▶ [Instructions for the task]:
Apart from the images, repeat the data below exactly as written.

== Records

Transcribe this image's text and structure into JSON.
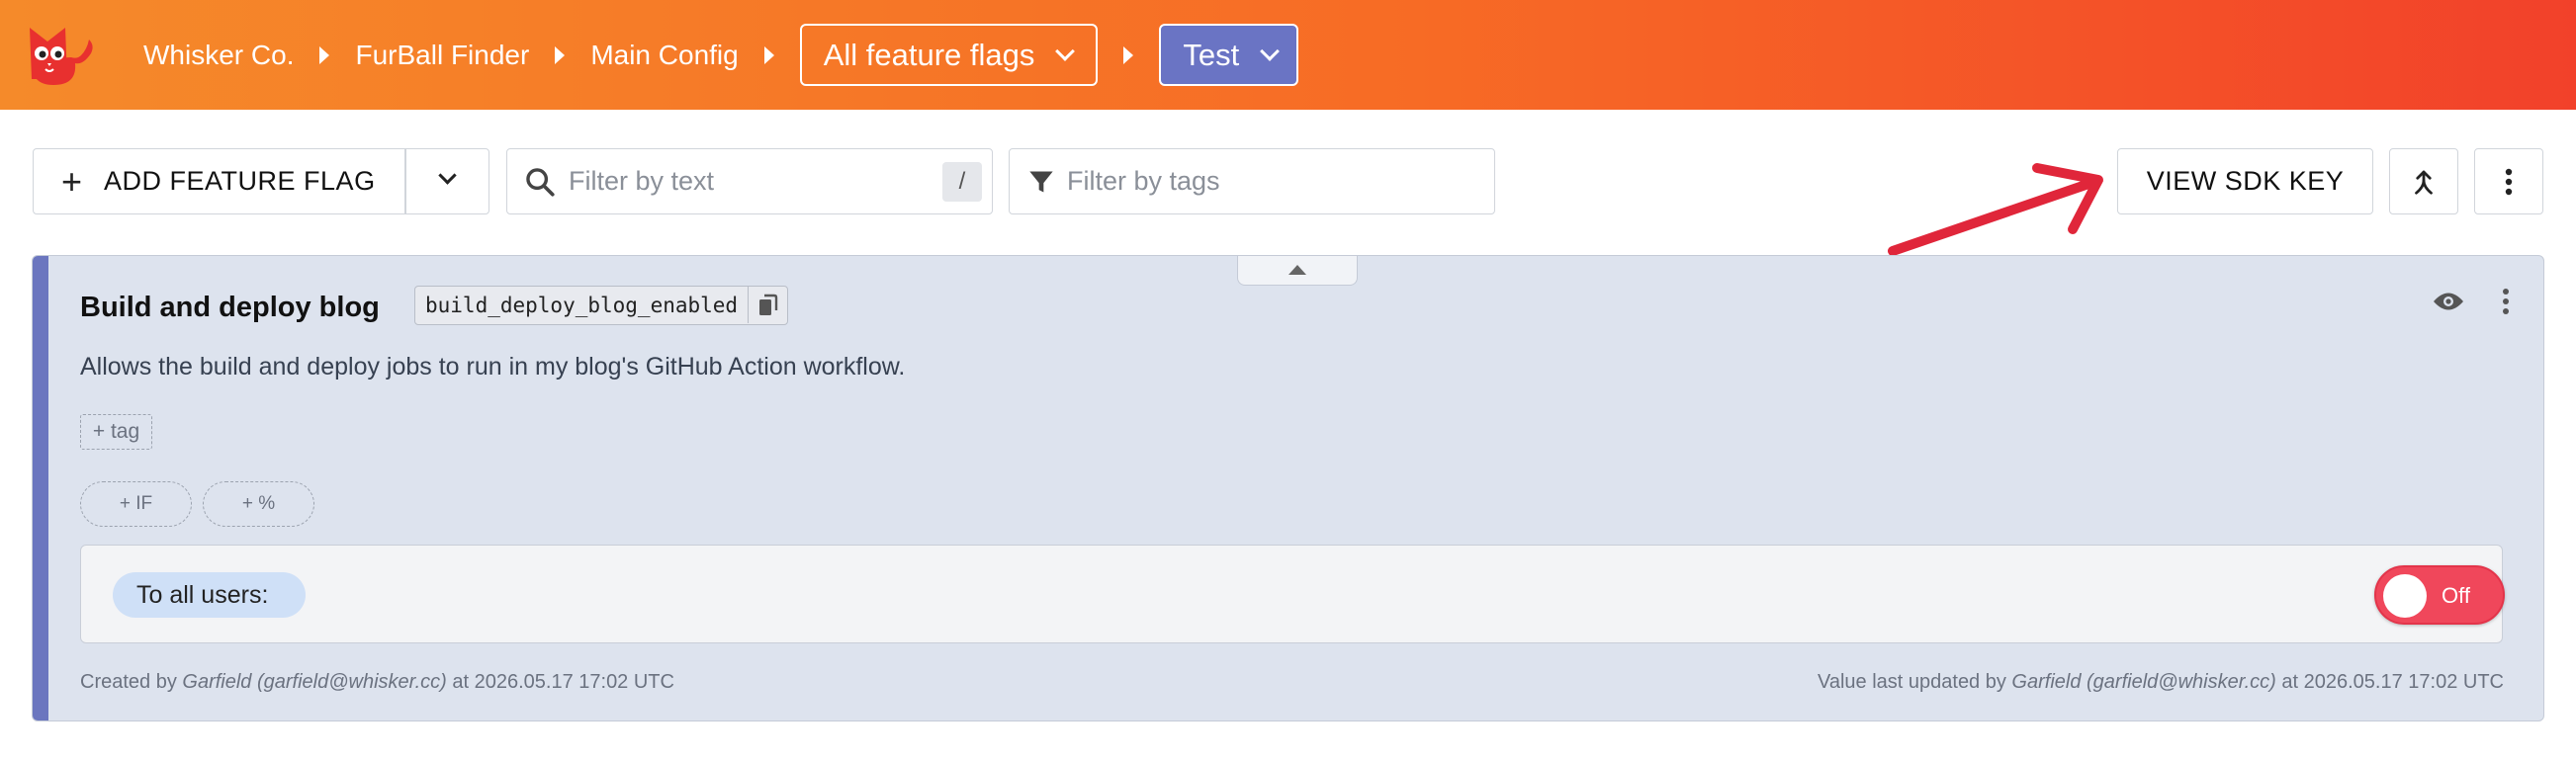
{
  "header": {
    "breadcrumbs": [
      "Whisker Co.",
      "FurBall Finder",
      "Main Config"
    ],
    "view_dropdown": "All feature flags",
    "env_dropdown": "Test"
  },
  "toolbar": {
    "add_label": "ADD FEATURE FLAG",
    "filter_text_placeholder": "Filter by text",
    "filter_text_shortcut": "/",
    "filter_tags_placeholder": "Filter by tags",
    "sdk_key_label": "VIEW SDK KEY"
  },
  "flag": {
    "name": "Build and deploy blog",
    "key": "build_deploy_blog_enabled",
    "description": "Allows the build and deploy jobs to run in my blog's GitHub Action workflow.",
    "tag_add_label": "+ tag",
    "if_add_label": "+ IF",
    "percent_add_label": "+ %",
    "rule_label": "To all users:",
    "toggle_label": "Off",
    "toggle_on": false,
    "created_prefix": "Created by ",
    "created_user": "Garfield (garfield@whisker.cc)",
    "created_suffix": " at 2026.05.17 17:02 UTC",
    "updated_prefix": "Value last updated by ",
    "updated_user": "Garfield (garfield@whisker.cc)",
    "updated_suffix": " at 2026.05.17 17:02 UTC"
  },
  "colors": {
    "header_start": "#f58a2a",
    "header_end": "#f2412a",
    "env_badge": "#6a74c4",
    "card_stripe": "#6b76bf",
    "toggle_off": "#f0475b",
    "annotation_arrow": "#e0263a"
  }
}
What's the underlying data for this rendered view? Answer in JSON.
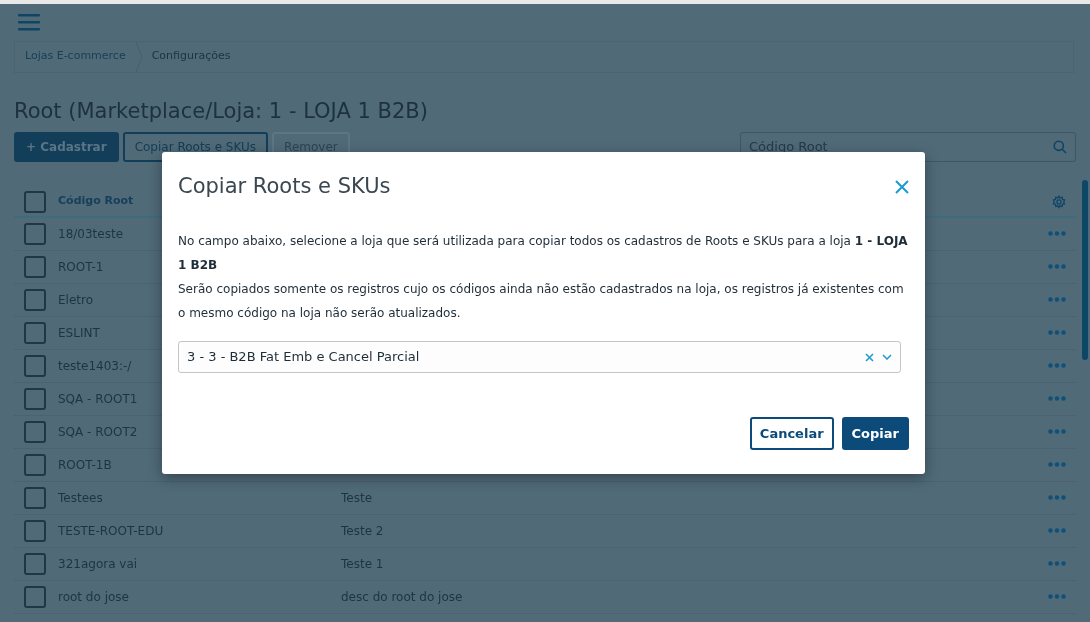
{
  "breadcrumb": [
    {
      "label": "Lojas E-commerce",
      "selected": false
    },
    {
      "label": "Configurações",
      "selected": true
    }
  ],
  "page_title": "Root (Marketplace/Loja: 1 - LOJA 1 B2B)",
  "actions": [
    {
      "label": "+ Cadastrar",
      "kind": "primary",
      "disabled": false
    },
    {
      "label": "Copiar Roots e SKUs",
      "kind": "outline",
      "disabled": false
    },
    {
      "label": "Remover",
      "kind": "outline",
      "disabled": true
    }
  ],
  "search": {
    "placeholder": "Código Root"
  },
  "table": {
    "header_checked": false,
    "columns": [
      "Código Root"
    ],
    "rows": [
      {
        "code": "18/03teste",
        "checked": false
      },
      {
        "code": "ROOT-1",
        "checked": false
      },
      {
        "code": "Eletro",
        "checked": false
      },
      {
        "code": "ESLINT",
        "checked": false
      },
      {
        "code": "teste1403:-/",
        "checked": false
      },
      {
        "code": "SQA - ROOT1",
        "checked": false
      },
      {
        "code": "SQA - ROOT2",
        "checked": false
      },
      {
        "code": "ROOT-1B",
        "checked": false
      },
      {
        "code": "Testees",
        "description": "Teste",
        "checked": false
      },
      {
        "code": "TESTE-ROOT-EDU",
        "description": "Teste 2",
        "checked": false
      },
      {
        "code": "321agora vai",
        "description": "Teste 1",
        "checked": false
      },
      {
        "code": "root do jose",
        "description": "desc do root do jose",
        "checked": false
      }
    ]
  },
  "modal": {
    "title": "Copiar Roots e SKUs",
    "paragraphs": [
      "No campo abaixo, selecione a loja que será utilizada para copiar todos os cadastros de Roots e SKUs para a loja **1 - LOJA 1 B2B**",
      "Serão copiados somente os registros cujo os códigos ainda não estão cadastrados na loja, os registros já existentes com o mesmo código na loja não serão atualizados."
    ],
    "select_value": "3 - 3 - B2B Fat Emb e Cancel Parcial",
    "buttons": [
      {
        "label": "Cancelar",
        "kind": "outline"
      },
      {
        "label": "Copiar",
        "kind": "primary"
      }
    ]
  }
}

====

▶ [Completed exercise]:
Transcribe this image's text and structure into JSON.
{
  "header": {
    "breadcrumbs": [
      "Whisker Co.",
      "FurBall Finder",
      "Main Config"
    ],
    "view_dropdown": "All feature flags",
    "env_dropdown": "Test"
  },
  "toolbar": {
    "add_label": "ADD FEATURE FLAG",
    "filter_text_placeholder": "Filter by text",
    "filter_text_shortcut": "/",
    "filter_tags_placeholder": "Filter by tags",
    "sdk_key_label": "VIEW SDK KEY"
  },
  "flag": {
    "name": "Build and deploy blog",
    "key": "build_deploy_blog_enabled",
    "description": "Allows the build and deploy jobs to run in my blog's GitHub Action workflow.",
    "tag_add_label": "+ tag",
    "if_add_label": "+ IF",
    "percent_add_label": "+ %",
    "rule_label": "To all users:",
    "toggle_label": "Off",
    "toggle_on": false,
    "created_prefix": "Created by ",
    "created_user": "Garfield (garfield@whisker.cc)",
    "created_suffix": " at 2026.05.17 17:02 UTC",
    "updated_prefix": "Value last updated by ",
    "updated_user": "Garfield (garfield@whisker.cc)",
    "updated_suffix": " at 2026.05.17 17:02 UTC"
  },
  "colors": {
    "header_start": "#f58a2a",
    "header_end": "#f2412a",
    "env_badge": "#6a74c4",
    "card_stripe": "#6b76bf",
    "toggle_off": "#f0475b",
    "annotation_arrow": "#e0263a"
  }
}
What's the underlying data for this rendered view? Answer in JSON.
{
  "breadcrumb": [
    {
      "label": "Lojas E-commerce",
      "selected": false
    },
    {
      "label": "Configurações",
      "selected": true
    }
  ],
  "page_title": "Root (Marketplace/Loja: 1 - LOJA 1 B2B)",
  "actions": [
    {
      "label": "+ Cadastrar",
      "kind": "primary",
      "disabled": false
    },
    {
      "label": "Copiar Roots e SKUs",
      "kind": "outline",
      "disabled": false
    },
    {
      "label": "Remover",
      "kind": "outline",
      "disabled": true
    }
  ],
  "search": {
    "placeholder": "Código Root"
  },
  "table": {
    "header_checked": false,
    "columns": [
      "Código Root"
    ],
    "rows": [
      {
        "code": "18/03teste",
        "checked": false
      },
      {
        "code": "ROOT-1",
        "checked": false
      },
      {
        "code": "Eletro",
        "checked": false
      },
      {
        "code": "ESLINT",
        "checked": false
      },
      {
        "code": "teste1403:-/",
        "checked": false
      },
      {
        "code": "SQA - ROOT1",
        "checked": false
      },
      {
        "code": "SQA - ROOT2",
        "checked": false
      },
      {
        "code": "ROOT-1B",
        "checked": false
      },
      {
        "code": "Testees",
        "description": "Teste",
        "checked": false
      },
      {
        "code": "TESTE-ROOT-EDU",
        "description": "Teste 2",
        "checked": false
      },
      {
        "code": "321agora vai",
        "description": "Teste 1",
        "checked": false
      },
      {
        "code": "root do jose",
        "description": "desc do root do jose",
        "checked": false
      }
    ]
  },
  "modal": {
    "title": "Copiar Roots e SKUs",
    "paragraphs": [
      "No campo abaixo, selecione a loja que será utilizada para copiar todos os cadastros de Roots e SKUs para a loja **1 - LOJA 1 B2B**",
      "Serão copiados somente os registros cujo os códigos ainda não estão cadastrados na loja, os registros já existentes com o mesmo código na loja não serão atualizados."
    ],
    "select_value": "3 - 3 - B2B Fat Emb e Cancel Parcial",
    "buttons": [
      {
        "label": "Cancelar",
        "kind": "outline"
      },
      {
        "label": "Copiar",
        "kind": "primary"
      }
    ]
  }
}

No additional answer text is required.